(Component data from apps and pages)
>>>

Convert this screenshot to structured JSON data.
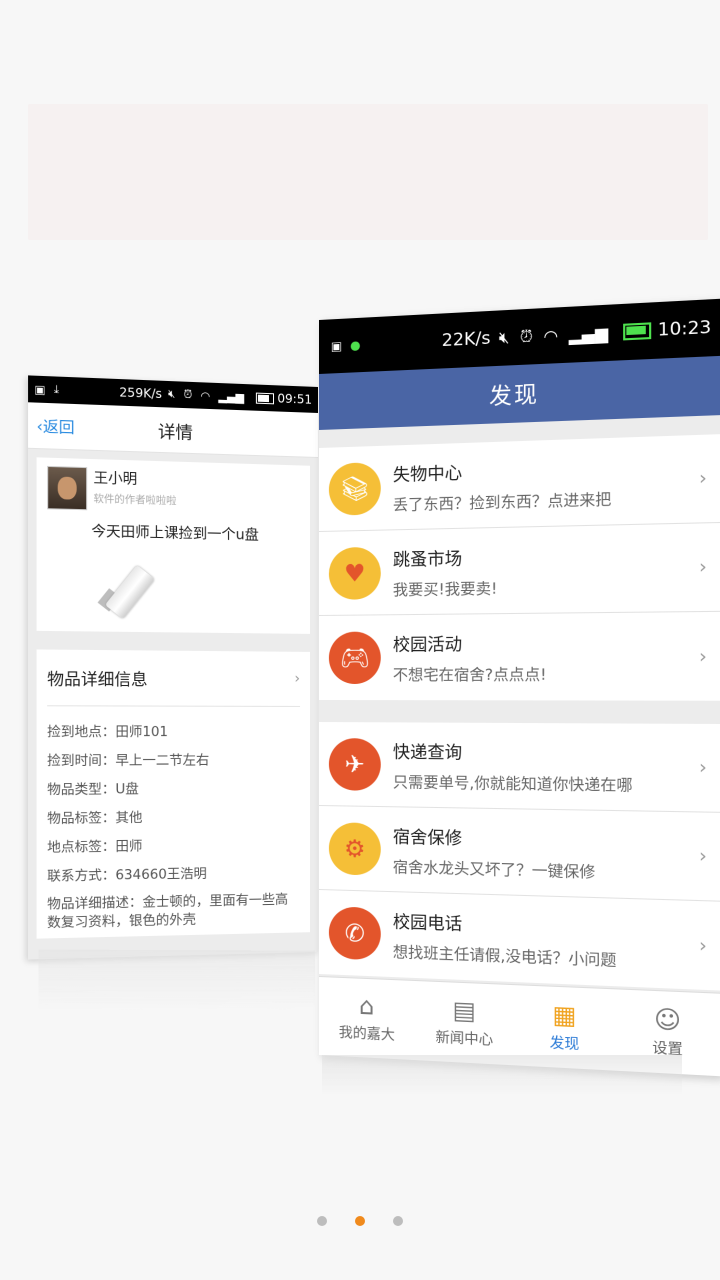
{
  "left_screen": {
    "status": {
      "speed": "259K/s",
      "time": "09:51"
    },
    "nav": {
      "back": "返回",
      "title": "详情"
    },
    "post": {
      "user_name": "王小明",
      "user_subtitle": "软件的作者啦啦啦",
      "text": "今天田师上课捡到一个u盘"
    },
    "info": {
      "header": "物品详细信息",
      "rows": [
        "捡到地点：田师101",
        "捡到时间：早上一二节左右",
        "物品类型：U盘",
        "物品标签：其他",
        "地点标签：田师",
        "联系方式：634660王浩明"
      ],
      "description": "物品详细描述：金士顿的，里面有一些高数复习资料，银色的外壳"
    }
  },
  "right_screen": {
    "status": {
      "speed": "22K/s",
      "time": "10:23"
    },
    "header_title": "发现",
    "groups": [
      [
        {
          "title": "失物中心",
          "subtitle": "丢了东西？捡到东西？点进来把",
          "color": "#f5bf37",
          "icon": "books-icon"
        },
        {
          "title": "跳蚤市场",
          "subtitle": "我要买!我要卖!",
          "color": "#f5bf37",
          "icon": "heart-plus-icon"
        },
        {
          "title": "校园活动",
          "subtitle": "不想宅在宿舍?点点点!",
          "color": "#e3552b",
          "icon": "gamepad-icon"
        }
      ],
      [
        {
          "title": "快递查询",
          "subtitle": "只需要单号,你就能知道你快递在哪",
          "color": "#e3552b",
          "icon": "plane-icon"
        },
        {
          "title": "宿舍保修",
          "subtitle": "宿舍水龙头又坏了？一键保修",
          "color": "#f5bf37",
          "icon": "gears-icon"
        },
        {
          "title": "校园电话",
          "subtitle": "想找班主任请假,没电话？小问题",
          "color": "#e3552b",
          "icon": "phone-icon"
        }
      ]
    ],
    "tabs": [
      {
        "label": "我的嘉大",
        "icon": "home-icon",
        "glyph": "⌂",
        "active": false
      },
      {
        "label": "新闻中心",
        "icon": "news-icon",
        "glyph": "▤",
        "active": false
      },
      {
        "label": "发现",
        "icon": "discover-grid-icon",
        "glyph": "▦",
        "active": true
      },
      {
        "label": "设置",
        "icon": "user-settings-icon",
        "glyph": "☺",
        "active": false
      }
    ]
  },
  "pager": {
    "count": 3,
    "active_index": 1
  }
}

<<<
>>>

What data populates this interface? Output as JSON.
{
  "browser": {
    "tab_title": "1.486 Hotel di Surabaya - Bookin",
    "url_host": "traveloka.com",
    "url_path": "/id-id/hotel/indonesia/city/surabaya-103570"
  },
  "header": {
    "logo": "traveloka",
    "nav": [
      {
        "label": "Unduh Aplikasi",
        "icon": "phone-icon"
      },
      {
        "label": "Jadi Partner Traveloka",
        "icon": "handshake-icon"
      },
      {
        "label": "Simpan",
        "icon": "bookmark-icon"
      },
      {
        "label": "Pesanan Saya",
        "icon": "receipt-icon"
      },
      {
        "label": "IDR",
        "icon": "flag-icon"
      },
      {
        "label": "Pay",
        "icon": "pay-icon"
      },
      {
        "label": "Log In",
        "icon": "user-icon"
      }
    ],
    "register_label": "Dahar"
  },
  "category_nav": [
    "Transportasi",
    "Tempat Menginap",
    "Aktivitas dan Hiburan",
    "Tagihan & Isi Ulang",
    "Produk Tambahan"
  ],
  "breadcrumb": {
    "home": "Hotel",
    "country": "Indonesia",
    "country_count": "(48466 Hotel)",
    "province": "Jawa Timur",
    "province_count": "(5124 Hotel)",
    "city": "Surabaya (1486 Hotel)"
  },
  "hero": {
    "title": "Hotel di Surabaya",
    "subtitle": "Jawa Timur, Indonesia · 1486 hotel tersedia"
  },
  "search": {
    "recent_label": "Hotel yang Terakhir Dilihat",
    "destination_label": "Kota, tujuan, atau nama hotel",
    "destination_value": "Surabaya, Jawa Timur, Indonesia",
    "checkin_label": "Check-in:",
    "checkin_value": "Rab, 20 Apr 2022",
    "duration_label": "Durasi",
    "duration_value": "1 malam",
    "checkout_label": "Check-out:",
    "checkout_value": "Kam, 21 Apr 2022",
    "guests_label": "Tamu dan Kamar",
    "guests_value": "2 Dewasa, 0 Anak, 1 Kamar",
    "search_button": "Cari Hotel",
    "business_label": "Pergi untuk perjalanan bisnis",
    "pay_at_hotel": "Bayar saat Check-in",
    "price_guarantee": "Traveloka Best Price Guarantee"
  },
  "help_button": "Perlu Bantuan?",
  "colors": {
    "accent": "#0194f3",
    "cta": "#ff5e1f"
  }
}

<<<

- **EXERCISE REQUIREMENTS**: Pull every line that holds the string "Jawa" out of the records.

- **TASK OUTPUT**:
    "province": "Jawa Timur",
    "subtitle": "Jawa Timur, Indonesia · 1486 hotel tersedia"
    "destination_value": "Surabaya, Jawa Timur, Indonesia",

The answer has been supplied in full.